-------- STUDY MATERIAL --------
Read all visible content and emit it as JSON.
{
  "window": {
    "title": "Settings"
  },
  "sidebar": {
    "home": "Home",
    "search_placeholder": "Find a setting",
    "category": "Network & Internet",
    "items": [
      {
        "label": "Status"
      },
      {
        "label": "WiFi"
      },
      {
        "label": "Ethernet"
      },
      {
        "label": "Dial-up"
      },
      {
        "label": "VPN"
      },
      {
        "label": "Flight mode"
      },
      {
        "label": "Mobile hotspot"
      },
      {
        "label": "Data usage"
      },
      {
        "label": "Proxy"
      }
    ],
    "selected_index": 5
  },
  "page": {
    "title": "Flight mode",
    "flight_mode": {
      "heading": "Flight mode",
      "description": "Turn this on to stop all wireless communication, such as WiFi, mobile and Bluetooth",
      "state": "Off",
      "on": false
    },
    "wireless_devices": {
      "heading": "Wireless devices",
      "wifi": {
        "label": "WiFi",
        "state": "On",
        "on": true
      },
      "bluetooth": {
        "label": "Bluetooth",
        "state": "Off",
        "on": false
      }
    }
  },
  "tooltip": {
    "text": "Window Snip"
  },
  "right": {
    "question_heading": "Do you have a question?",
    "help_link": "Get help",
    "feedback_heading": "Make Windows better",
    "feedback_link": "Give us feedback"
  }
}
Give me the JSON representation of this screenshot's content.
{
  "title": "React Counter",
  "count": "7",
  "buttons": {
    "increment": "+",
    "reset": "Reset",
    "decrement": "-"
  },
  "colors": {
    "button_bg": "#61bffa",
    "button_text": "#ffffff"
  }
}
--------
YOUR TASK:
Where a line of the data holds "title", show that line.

ANSWER SPACE:
    "title": "Settings"
    "title": "Flight mode",
  "title": "React Counter",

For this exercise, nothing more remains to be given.